Work item>
Give back every entry in full, exactly as it reads.

App and web page records
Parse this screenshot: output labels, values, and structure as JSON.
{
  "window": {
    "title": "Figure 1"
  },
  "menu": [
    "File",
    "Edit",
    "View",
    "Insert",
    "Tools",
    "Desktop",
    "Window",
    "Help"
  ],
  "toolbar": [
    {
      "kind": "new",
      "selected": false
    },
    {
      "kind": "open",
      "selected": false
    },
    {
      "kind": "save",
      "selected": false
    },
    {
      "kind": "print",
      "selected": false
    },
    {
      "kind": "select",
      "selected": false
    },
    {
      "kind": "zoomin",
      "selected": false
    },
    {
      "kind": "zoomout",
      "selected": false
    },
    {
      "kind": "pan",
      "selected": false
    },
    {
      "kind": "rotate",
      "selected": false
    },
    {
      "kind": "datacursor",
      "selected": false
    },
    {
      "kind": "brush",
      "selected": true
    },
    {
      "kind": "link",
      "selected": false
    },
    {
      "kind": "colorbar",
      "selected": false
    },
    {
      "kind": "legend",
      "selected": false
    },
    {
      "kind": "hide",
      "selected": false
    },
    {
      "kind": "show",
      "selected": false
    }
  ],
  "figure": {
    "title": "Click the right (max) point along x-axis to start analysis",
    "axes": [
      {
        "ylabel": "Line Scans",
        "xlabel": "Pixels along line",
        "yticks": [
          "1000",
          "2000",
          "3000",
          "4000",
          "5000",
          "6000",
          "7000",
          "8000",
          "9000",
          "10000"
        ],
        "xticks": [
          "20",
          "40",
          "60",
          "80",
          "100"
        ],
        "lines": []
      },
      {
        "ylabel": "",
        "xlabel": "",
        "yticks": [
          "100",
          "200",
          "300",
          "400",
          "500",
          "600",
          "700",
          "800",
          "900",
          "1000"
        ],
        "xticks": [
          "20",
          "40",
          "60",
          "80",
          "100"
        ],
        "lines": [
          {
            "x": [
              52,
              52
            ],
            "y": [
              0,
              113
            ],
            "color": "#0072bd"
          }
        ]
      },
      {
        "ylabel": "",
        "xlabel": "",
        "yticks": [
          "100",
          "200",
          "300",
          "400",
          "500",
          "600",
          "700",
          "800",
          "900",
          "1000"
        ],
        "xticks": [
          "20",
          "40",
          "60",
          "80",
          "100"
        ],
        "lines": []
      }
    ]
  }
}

Answer>
Parse this screenshot: output labels, values, and structure as JSON.
{
  "window": {
    "title": "Figure 1"
  },
  "menu": [
    "File",
    "Edit",
    "View",
    "Insert",
    "Tools",
    "Desktop",
    "Window",
    "Help"
  ],
  "toolbar": [
    {
      "kind": "new",
      "selected": false
    },
    {
      "kind": "open",
      "selected": false
    },
    {
      "kind": "save",
      "selected": false
    },
    {
      "kind": "print",
      "selected": false
    },
    {
      "kind": "select",
      "selected": false
    },
    {
      "kind": "zoomin",
      "selected": false
    },
    {
      "kind": "zoomout",
      "selected": false
    },
    {
      "kind": "pan",
      "selected": false
    },
    {
      "kind": "rotate",
      "selected": false
    },
    {
      "kind": "datacursor",
      "selected": false
    },
    {
      "kind": "brush",
      "selected": true
    },
    {
      "kind": "link",
      "selected": false
    },
    {
      "kind": "colorbar",
      "selected": false
    },
    {
      "kind": "legend",
      "selected": false
    },
    {
      "kind": "hide",
      "selected": false
    },
    {
      "kind": "show",
      "selected": false
    }
  ],
  "figure": {
    "title": "Click the right (max) point along x-axis to start analysis",
    "axes": [
      {
        "ylabel": "Line Scans",
        "xlabel": "Pixels along line",
        "yticks": [
          "1000",
          "2000",
          "3000",
          "4000",
          "5000",
          "6000",
          "7000",
          "8000",
          "9000",
          "10000"
        ],
        "xticks": [
          "20",
          "40",
          "60",
          "80",
          "100"
        ],
        "lines": []
      },
      {
        "ylabel": "",
        "xlabel": "",
        "yticks": [
          "100",
          "200",
          "300",
          "400",
          "500",
          "600",
          "700",
          "800",
          "900",
          "1000"
        ],
        "xticks": [
          "20",
          "40",
          "60",
          "80",
          "100"
        ],
        "lines": [
          {
            "x": [
              52,
              52
            ],
            "y": [
              0,
              113
            ],
            "color": "#0072bd"
          }
        ]
      },
      {
        "ylabel": "",
        "xlabel": "",
        "yticks": [
          "100",
          "200",
          "300",
          "400",
          "500",
          "600",
          "700",
          "800",
          "900",
          "1000"
        ],
        "xticks": [
          "20",
          "40",
          "60",
          "80",
          "100"
        ],
        "lines": []
      }
    ]
  }
}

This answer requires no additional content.